Cajamarca is located in the northern highlands of Peru, and is the capital of the Cajamarca region.
It is approximately 2,700 m (8,900 ft) above sea level and has a population of about 100,000 people. Cajamarca has an equatorial climate so it is mild, dry and sunny, which creates very fertile soil. The city is well-known for its fine cheeses and dairy products. Cajamarca is also known for its churches, and hot springs, or Inca Baths. Yanacocha is the world's largest gold producing mine, one of several active mining sites in surrounding areas. Most of all, Peruvians remember Cajamarca as the place where the Inca Empire came to an end, since the Battle of Cajamarca along with the capture and execution of Inca emperor Atahualpa took place here.
Because of the high altitude, precautions should be taken. Be sure to take it easy the first day or two in town, drink lots of water and stay away from alcohol and caffeine.
Service to Cajamarca is via bus or air. There are daily flights from Lima, as well as luxury buses (about 16 hours). Several buses a day also make the trip from Trujillo (6 to 8 hours). Travelers can continue on to the town of Celendín, with connecting buses to Chachapoyas. It is possible to travel through the highlands by road to Chota ] & back down to Chiclayo, & south east through Cajabamba  to Huamachuco & down to Trujillo.
Most of the major sites in the city can be visited by foot.
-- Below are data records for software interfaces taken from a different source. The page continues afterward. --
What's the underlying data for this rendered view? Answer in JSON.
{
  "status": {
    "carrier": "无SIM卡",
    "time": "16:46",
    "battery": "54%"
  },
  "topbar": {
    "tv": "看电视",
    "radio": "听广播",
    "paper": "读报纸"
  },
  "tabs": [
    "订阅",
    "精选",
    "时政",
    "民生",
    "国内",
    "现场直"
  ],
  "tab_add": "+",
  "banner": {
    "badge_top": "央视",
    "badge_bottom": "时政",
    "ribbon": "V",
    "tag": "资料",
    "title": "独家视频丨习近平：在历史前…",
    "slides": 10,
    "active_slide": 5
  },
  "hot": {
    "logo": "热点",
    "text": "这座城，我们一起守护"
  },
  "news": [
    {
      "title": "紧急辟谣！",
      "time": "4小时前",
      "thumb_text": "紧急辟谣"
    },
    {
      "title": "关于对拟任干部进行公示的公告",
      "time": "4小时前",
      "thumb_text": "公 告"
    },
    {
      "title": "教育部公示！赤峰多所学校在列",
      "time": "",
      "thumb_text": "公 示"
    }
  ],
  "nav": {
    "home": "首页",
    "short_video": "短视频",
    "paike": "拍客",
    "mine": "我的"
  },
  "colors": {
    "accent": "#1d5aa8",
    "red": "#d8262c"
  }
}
There are taxis available as well as local combi buses.
There are several churches in the area of the Plaza de Armas, one of which (San Francisco) includes the "Ransom Room" in which the Inca Atahualpa was held captive by Spanish conquistadors.
The steps on Santa Apolonia hill lead up to the "Inca Seat", where the Inca supposedly addressed his subjects. The hill offers a nice view of the city below.
The Inca Baths are natural hot springs located on the outskirts of town, near the university.
There are a number of archaeological sites and other attractions outside the city, to which there are organized tours. These sites include
Ventanillas de Otuzco, a pre-inca necropolis.
Cumbe Mayo, a pre-Columbian aqueduct. Be sure to bring extra water.
Cajamarca is known for its fine dairy products and chocolate. A visit to one of the cheese shops is worth your time. There are also several street markets along the Rio San Lucas selling farm goods, cloth and various other items.
Most of the larger stores are found within one block of the Plaza de Armas.
El Quinde shopping mall offers secure parking, a large grocery store, movie theater, food court, electronics, clothing, pharmacies, banking, and many kiosk-type businesses. It is located about six blocks north east of the Plaza.
There is a decent drop-off laundromat behind the San Francisco on calle Belen. 5 soles per kilo. Closed Fridays.
The diet here consists largely of items in cream sauce, probably due to the large dairy industry. Several restaurants serve Cuy (guinea pig) for those feeling adventurous. Street vendors sell tamales and various other street food, especially around dinner time.
Various street vendors sell home-made juice which is worth a try.
There are many inexpensive options for accommodations in Cajamarca. In addition to the various hotels and hostels in town, there are also a number of spa hotels in the outskirts of town.
For those looking a good hotel options, consider :
Traffic is probably the visitor's biggest risk. Most drivers assume that you will get out of their way. Driving the wrong way on a one way street is not uncommon. So, look around before you cross the street!
Remember to take it easy on arrival, since the altitude can make you short of breath and cause headaches.
The central city is fairly safe, but as always keep an eye out for pickpockets and always hang on to your belongings.